- [What you have to do] Write out each record below exactly as it appears, with no pictures.

- Opening Delimiter -

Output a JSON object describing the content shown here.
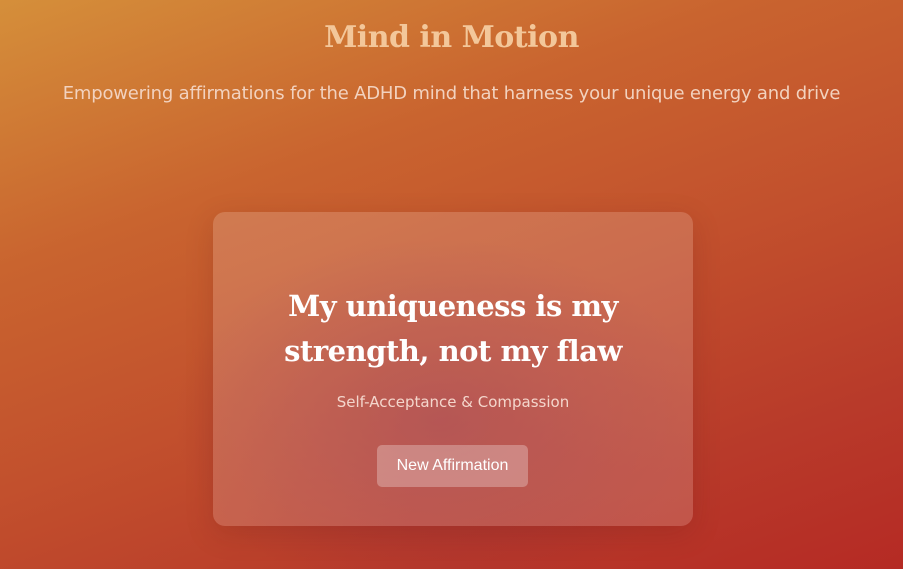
{
  "header": {
    "title": "Mind in Motion",
    "subtitle": "Empowering affirmations for the ADHD mind that harness your unique energy and drive"
  },
  "card": {
    "affirmation": "My uniqueness is my strength, not my flaw",
    "category": "Self-Acceptance & Compassion",
    "button_label": "New Affirmation"
  },
  "colors": {
    "title": "#f3c79a",
    "background_top": "#d58f3a",
    "background_bottom": "#b52a24"
  }
}
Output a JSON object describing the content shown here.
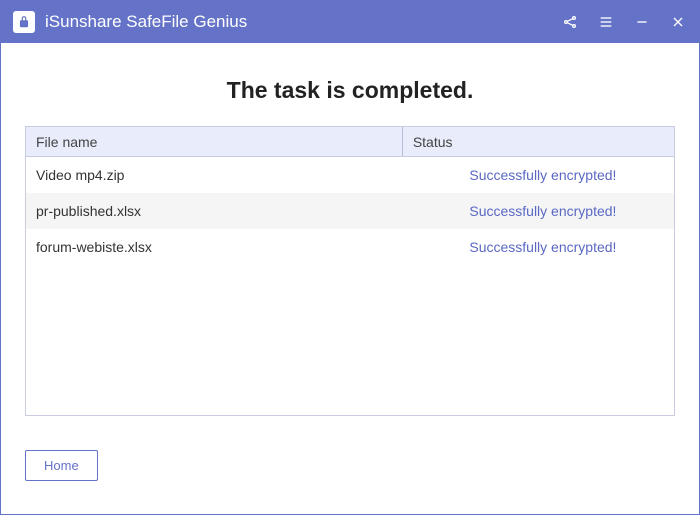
{
  "titlebar": {
    "app_name": "iSunshare SafeFile Genius"
  },
  "main": {
    "heading": "The task is completed.",
    "columns": {
      "file_name": "File name",
      "status": "Status"
    },
    "rows": [
      {
        "name": "Video mp4.zip",
        "status": "Successfully encrypted!"
      },
      {
        "name": "pr-published.xlsx",
        "status": "Successfully encrypted!"
      },
      {
        "name": "forum-webiste.xlsx",
        "status": "Successfully encrypted!"
      }
    ]
  },
  "footer": {
    "home_label": "Home"
  }
}
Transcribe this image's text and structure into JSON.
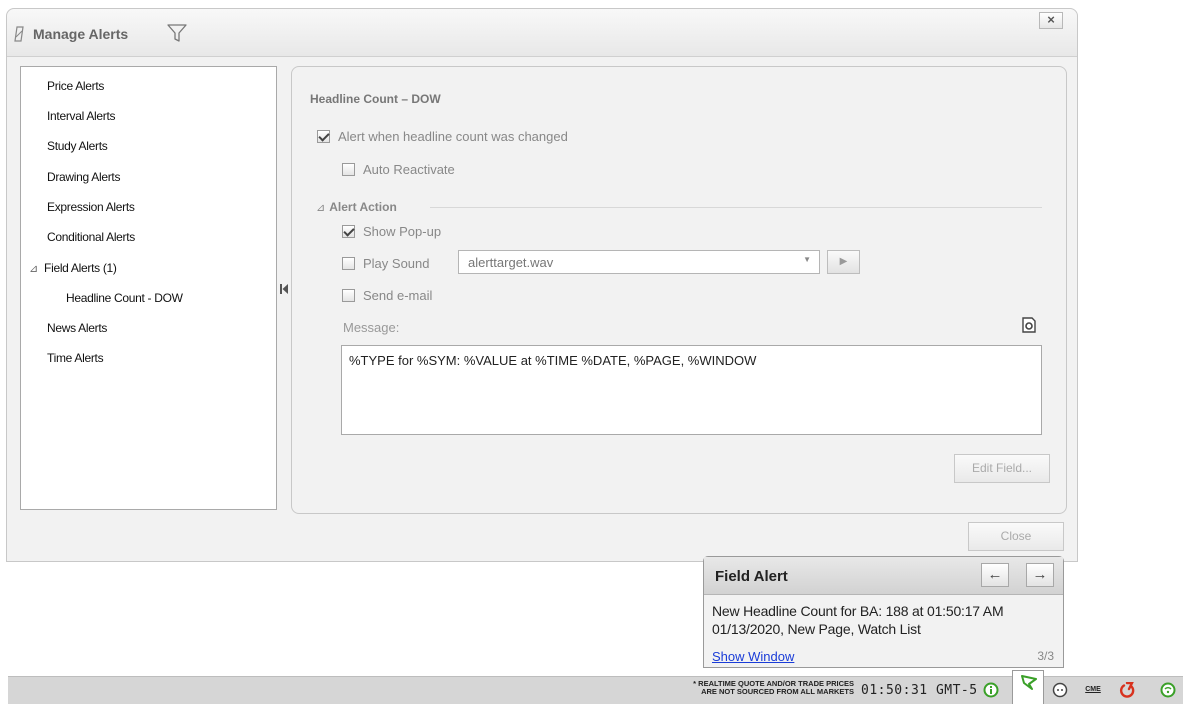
{
  "dialog": {
    "title": "Manage Alerts",
    "close_glyph": "×",
    "close_button": "Close"
  },
  "sidebar": {
    "items": [
      {
        "label": "Price Alerts"
      },
      {
        "label": "Interval Alerts"
      },
      {
        "label": "Study Alerts"
      },
      {
        "label": "Drawing Alerts"
      },
      {
        "label": "Expression Alerts"
      },
      {
        "label": "Conditional Alerts"
      },
      {
        "label": "Field Alerts (1)",
        "expanded": true
      },
      {
        "label": "Headline Count - DOW",
        "child": true
      },
      {
        "label": "News Alerts"
      },
      {
        "label": "Time Alerts"
      }
    ]
  },
  "detail": {
    "title": "Headline Count – DOW",
    "alert_when_label": "Alert when headline count was changed",
    "alert_when_checked": true,
    "auto_reactivate_label": "Auto Reactivate",
    "auto_reactivate_checked": false,
    "alert_action_label": "Alert Action",
    "show_popup_label": "Show Pop-up",
    "show_popup_checked": true,
    "play_sound_label": "Play Sound",
    "play_sound_checked": false,
    "sound_file": "alerttarget.wav",
    "send_email_label": "Send e-mail",
    "send_email_checked": false,
    "message_label": "Message:",
    "message_value": "%TYPE for %SYM: %VALUE at %TIME %DATE, %PAGE, %WINDOW",
    "edit_field_button": "Edit Field..."
  },
  "popup": {
    "title": "Field Alert",
    "back_glyph": "←",
    "forward_glyph": "→",
    "message": "New Headline Count for BA: 188 at 01:50:17 AM 01/13/2020, New Page, Watch List",
    "link": "Show Window",
    "counter": "3/3"
  },
  "statusbar": {
    "realtime_note_line1": "* REALTIME QUOTE AND/OR TRADE PRICES",
    "realtime_note_line2": "ARE NOT SOURCED FROM ALL MARKETS",
    "clock": "01:50:31 GMT-5",
    "cme_label": "CME"
  },
  "colors": {
    "link": "#1a3cd8",
    "status_green": "#3aa028",
    "status_red": "#d8321e"
  }
}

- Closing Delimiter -

- [Task result]
Output a JSON object describing the content shown here.
{
  "header": {
    "title": "Mind in Motion",
    "subtitle": "Empowering affirmations for the ADHD mind that harness your unique energy and drive"
  },
  "card": {
    "affirmation": "My uniqueness is my strength, not my flaw",
    "category": "Self-Acceptance & Compassion",
    "button_label": "New Affirmation"
  },
  "colors": {
    "title": "#f3c79a",
    "background_top": "#d58f3a",
    "background_bottom": "#b52a24"
  }
}
Output a JSON object describing the content shown here.
{
  "titlebar": {
    "app_name": "iSunshare SafeFile Genius"
  },
  "main": {
    "heading": "The task is completed.",
    "columns": {
      "file_name": "File name",
      "status": "Status"
    },
    "rows": [
      {
        "name": "Video mp4.zip",
        "status": "Successfully encrypted!"
      },
      {
        "name": "pr-published.xlsx",
        "status": "Successfully encrypted!"
      },
      {
        "name": "forum-webiste.xlsx",
        "status": "Successfully encrypted!"
      }
    ]
  },
  "footer": {
    "home_label": "Home"
  }
}
Transcribe this image's text and structure into JSON.
{
  "dialog": {
    "title": "Manage Alerts",
    "close_glyph": "×",
    "close_button": "Close"
  },
  "sidebar": {
    "items": [
      {
        "label": "Price Alerts"
      },
      {
        "label": "Interval Alerts"
      },
      {
        "label": "Study Alerts"
      },
      {
        "label": "Drawing Alerts"
      },
      {
        "label": "Expression Alerts"
      },
      {
        "label": "Conditional Alerts"
      },
      {
        "label": "Field Alerts (1)",
        "expanded": true
      },
      {
        "label": "Headline Count - DOW",
        "child": true
      },
      {
        "label": "News Alerts"
      },
      {
        "label": "Time Alerts"
      }
    ]
  },
  "detail": {
    "title": "Headline Count – DOW",
    "alert_when_label": "Alert when headline count was changed",
    "alert_when_checked": true,
    "auto_reactivate_label": "Auto Reactivate",
    "auto_reactivate_checked": false,
    "alert_action_label": "Alert Action",
    "show_popup_label": "Show Pop-up",
    "show_popup_checked": true,
    "play_sound_label": "Play Sound",
    "play_sound_checked": false,
    "sound_file": "alerttarget.wav",
    "send_email_label": "Send e-mail",
    "send_email_checked": false,
    "message_label": "Message:",
    "message_value": "%TYPE for %SYM: %VALUE at %TIME %DATE, %PAGE, %WINDOW",
    "edit_field_button": "Edit Field..."
  },
  "popup": {
    "title": "Field Alert",
    "back_glyph": "←",
    "forward_glyph": "→",
    "message": "New Headline Count for BA: 188 at 01:50:17 AM 01/13/2020, New Page, Watch List",
    "link": "Show Window",
    "counter": "3/3"
  },
  "statusbar": {
    "realtime_note_line1": "* REALTIME QUOTE AND/OR TRADE PRICES",
    "realtime_note_line2": "ARE NOT SOURCED FROM ALL MARKETS",
    "clock": "01:50:31 GMT-5",
    "cme_label": "CME"
  },
  "colors": {
    "link": "#1a3cd8",
    "status_green": "#3aa028",
    "status_red": "#d8321e"
  }
}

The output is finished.